Last updated on July 2nd, 2019 at 09:11 pm
Foxconn Technology Group will make $200,000 in prizes available over three rounds of competition during the coming school year as part of its Smart Cities, Smart Future initiative.
Alan Yeung, Foxconn director of U.S. strategic initiatives, announced details for the contest Tuesday as part of a smart cities summit at the University of Wisconsin-Parkside. The company also launched a website for the contest as well.
Earlier this year, Foxconn announced it would commit $1 million to fund competitions over three years.
Students, faculty and staff at Wisconsin higher education institutions, including public and private universities and technical colleges, are invited to participate.
“The competition is aimed at finding innovative ways that technology can help enhance quality of life and working environments, whether it’s through developing attractive streetscapes, building transportation networks, designing innovative living spaces, improving the way we learn or enhancing health care,” Yeung said.
Entries can come in a variety of formats including essays, business plans, poster boards, photos and video.

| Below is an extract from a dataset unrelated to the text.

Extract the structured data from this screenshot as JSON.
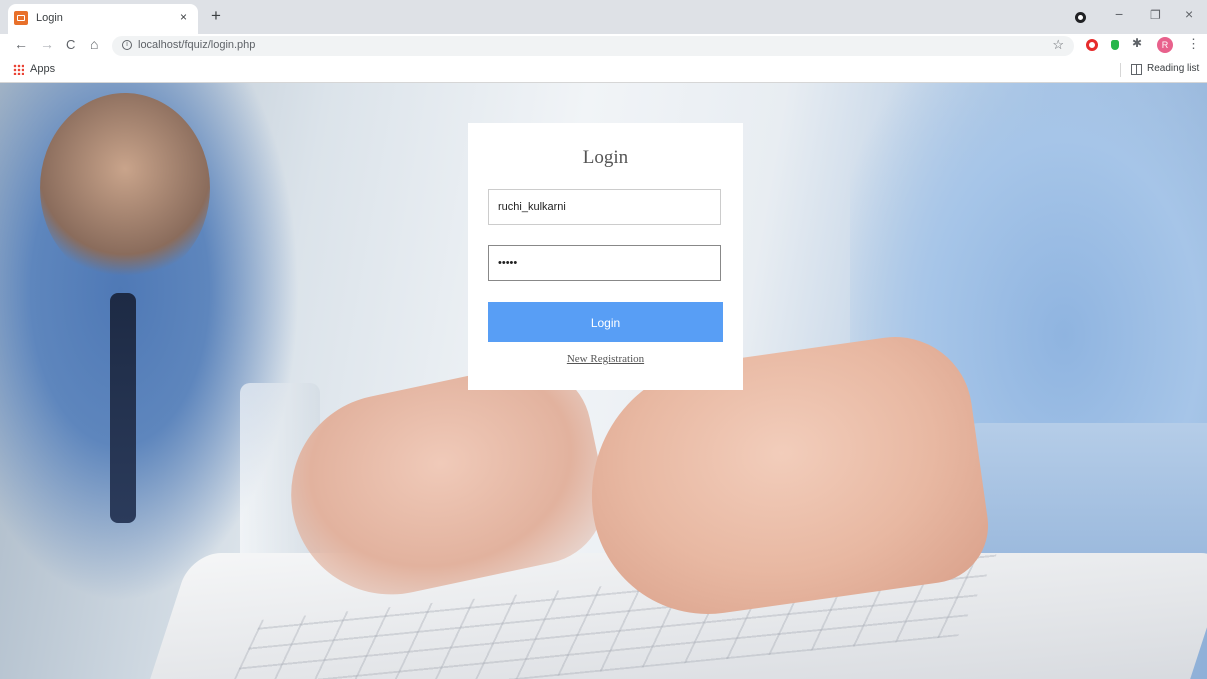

Individual and team entries are allowed.
“We don’t want to just do essays because we will probably just get five entries,” Yeung said, joking college students would likely wait until the night before the deadline to start writing.
Themes for the competition include optimizing our resources and strengths; improving quality of life performance and collaboration; enhancing a sustainable economy and environment; and advancing smart manufacturing, services and infrastructure. Foxconn will be announcing more details on competition categories in September.
The competition will have three rounds. At least 300 participants will receive the $150 managers award in the first round. The second round will award $1,000 director’s awards to 50 contestants and 16 participants will receive $5,000 in the final president’s award.
“Five thousand dollars is not going to get you to be the next Google or Facebook, but you can always get started somewhere,” Yeung said.
He said Foxconn would like to see contestants come up with bold ideas that incorporate data and consider things from multiple vantage points.
“You do small things, you get small results,” he said.